We all like content that will engage and entertain our customers and have them coming back to our websites again and again. But you can’t just slap marketing copy up with some whizbang video and pretty pictures and hope that the consumer won’t notice it’s branded content. They will, and they’ll resent the fact you’ve tried to con them.
Good branded content needs to be honest, clever, useful and entertaining. This happens when the perfect mix of creative, marketing, information management, user-experience research and, yes, brilliant content producers come together.
You need someone who can effectively communicate your company message – in the language of the customer (that bit is very important so I underlined it) – while keeping all business objectives in place.
A good content producer brings together all the expertise of a business and condenses down the information to a simple message that says, ‘Choose us’.
I have worked with major website brands for nearly 13 years (that long already?), from Handbag.com (set up by the Telegraph Group in 2000 and now owned by Hearst) to launching a fashion vertical for Channel4.com in 2010.
I have worked at and contribute to two of the most widely-read and loved digital publications in the world – MailOnline (officially the most-read website in the world) and Vogue.co.uk (needs no introductions).
At three New York agencies, I work as a freelance copywriter and content developer to help create brand bibles, style guides (including tone of voice and POV), and other content solutions for major fashion and lifestyle brands.
I excel at producing exceptional ways to connect with a customer. I am experienced in managing freelancers and contributors (including user-generated content, bloggers and social media feeds). But none of this means much if I couldn’t also work across departments to produce a quality product or if I didn’t possess the client management skills to take the bright ideas to the market.

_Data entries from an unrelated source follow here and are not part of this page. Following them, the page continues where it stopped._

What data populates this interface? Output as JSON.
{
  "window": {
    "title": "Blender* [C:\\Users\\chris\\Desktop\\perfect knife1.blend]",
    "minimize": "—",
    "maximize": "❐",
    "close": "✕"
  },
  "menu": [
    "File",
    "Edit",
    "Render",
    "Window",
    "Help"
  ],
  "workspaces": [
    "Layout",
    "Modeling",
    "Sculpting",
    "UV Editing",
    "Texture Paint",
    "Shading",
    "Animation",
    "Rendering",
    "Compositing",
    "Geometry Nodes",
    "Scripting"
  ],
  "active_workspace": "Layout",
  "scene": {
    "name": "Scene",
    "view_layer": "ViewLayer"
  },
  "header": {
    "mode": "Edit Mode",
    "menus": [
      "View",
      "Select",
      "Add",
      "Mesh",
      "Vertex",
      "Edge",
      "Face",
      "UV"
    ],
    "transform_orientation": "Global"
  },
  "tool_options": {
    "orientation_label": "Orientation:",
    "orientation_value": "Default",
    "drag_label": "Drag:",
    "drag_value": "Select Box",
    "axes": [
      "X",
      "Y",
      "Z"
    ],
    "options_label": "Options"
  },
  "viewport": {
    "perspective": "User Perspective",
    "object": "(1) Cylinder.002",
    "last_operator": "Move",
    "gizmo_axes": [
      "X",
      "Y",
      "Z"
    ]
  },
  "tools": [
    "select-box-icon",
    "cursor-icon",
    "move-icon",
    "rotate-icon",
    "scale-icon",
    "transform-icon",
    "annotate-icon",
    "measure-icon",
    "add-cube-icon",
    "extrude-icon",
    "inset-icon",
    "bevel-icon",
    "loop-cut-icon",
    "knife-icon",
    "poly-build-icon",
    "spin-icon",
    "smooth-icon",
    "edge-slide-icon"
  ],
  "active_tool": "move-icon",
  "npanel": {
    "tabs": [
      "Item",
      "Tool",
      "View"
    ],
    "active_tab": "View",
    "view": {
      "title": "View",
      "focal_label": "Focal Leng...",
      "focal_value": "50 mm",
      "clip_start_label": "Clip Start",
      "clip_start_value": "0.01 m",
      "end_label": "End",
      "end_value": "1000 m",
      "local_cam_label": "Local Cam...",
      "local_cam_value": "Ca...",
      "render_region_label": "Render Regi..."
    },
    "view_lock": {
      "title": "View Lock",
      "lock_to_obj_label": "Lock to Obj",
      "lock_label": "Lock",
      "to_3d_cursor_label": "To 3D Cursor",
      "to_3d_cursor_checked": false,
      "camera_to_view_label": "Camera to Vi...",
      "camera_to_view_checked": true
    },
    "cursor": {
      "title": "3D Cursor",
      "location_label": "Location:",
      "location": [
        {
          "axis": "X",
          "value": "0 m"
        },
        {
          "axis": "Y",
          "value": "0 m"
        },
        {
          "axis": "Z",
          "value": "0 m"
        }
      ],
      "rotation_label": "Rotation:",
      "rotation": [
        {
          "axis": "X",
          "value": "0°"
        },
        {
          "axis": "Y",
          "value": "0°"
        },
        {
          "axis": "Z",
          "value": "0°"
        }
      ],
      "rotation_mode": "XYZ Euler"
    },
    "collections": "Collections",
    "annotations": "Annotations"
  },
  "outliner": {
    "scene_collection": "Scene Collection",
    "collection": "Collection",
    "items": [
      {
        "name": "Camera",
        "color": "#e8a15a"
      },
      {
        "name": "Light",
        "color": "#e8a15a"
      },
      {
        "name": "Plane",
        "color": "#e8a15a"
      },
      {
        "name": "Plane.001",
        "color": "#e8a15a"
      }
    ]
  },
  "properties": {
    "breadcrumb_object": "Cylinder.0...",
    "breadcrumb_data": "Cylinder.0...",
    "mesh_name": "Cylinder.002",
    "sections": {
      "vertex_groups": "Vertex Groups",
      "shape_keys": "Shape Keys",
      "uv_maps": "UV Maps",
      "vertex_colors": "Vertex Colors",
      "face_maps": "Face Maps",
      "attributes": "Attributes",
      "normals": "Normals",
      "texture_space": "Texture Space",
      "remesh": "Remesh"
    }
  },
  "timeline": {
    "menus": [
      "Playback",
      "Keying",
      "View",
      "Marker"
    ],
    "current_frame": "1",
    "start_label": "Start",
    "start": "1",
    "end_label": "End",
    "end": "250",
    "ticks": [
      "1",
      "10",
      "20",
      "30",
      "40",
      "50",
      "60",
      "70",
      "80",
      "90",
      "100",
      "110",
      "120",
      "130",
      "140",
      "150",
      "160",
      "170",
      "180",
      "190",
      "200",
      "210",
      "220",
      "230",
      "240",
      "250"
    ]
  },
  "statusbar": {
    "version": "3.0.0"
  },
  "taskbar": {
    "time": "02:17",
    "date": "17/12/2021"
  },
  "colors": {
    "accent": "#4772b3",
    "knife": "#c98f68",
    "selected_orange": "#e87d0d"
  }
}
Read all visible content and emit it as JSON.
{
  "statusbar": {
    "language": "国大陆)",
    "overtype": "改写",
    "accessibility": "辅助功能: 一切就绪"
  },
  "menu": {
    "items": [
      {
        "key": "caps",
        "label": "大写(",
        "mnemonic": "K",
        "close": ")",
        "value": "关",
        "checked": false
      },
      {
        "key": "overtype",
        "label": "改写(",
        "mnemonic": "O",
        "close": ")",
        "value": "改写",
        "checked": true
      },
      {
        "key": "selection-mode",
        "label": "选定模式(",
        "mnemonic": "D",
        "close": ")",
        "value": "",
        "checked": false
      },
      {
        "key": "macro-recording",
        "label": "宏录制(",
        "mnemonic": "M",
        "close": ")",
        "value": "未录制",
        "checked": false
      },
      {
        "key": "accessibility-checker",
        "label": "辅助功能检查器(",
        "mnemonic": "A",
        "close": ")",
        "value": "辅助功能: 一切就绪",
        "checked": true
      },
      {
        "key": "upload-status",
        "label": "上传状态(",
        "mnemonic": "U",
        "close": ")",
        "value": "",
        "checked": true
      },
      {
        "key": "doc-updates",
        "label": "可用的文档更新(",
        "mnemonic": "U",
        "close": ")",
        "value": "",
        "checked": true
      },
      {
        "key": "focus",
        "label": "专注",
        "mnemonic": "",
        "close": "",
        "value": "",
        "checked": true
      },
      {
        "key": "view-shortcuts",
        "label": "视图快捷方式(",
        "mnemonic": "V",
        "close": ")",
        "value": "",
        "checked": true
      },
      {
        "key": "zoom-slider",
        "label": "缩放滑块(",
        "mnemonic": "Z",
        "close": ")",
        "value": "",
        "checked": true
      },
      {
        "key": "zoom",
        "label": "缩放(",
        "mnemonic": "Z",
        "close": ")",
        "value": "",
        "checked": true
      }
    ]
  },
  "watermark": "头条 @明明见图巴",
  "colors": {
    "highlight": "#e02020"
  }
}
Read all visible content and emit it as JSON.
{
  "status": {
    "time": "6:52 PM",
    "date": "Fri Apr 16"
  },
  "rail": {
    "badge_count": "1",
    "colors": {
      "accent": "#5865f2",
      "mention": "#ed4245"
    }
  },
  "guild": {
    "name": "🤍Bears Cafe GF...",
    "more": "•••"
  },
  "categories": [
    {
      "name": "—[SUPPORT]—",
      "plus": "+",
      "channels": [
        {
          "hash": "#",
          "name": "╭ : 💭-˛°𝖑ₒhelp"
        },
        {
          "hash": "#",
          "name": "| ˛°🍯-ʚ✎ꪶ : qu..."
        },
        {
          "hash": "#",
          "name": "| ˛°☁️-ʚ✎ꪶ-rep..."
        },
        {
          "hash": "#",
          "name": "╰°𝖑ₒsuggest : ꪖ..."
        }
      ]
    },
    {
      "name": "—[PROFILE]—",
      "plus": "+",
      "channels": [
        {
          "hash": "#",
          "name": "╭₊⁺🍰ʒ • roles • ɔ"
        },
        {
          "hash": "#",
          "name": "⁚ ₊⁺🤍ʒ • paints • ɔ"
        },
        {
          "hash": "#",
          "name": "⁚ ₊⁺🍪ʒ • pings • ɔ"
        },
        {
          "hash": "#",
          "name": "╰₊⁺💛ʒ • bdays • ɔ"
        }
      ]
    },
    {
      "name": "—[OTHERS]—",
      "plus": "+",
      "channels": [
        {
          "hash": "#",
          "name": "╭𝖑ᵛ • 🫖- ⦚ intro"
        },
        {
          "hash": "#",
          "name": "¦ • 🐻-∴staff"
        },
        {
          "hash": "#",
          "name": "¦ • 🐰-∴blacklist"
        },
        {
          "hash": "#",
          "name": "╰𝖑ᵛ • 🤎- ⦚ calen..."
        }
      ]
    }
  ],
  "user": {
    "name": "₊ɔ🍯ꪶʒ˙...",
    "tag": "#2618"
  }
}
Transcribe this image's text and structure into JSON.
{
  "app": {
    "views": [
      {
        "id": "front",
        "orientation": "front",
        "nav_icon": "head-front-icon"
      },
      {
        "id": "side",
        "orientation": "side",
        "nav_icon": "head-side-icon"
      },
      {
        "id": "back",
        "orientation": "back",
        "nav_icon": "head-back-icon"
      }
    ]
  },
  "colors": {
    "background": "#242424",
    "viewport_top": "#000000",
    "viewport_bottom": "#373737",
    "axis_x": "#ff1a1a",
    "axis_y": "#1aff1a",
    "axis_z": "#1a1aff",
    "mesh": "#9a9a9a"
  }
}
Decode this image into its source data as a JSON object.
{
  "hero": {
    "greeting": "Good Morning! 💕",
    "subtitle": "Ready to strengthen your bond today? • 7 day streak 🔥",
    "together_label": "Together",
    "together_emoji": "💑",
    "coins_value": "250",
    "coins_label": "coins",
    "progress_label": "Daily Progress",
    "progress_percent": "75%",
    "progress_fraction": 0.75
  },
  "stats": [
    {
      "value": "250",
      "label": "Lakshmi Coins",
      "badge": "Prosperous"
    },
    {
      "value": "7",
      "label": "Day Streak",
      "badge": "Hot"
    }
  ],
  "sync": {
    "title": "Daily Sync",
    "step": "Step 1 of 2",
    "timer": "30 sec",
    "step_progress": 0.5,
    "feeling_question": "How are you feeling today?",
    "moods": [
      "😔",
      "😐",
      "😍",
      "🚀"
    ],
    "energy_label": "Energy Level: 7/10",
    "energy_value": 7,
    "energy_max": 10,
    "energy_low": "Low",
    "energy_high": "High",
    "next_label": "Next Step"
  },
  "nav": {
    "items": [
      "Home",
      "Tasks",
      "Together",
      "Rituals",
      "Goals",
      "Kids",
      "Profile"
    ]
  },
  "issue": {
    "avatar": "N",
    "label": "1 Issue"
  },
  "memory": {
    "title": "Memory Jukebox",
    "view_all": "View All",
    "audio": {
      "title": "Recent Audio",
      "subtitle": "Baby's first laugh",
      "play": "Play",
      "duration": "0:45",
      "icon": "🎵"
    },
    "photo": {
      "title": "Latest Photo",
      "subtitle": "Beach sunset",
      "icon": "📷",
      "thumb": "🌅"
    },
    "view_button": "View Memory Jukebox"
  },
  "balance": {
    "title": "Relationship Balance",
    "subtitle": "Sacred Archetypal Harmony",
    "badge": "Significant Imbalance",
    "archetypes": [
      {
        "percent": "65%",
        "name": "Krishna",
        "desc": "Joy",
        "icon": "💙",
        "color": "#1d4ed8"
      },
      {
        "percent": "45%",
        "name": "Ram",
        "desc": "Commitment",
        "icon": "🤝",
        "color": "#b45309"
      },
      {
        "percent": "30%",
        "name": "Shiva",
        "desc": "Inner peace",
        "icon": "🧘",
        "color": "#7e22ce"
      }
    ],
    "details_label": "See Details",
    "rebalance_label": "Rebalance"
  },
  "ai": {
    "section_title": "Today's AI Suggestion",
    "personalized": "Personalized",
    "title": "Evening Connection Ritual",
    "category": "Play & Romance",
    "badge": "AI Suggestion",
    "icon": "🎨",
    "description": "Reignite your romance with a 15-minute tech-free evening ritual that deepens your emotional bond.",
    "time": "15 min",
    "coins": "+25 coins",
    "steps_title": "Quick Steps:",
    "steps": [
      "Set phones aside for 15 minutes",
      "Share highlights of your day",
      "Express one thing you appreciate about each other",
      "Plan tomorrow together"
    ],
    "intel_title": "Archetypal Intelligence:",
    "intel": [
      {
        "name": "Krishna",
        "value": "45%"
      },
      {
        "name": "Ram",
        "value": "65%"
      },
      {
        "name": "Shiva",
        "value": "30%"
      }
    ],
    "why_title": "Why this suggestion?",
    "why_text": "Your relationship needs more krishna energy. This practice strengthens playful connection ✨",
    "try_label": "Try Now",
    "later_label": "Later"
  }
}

Still here? If you like the sound of what you’re reading, please get in touch.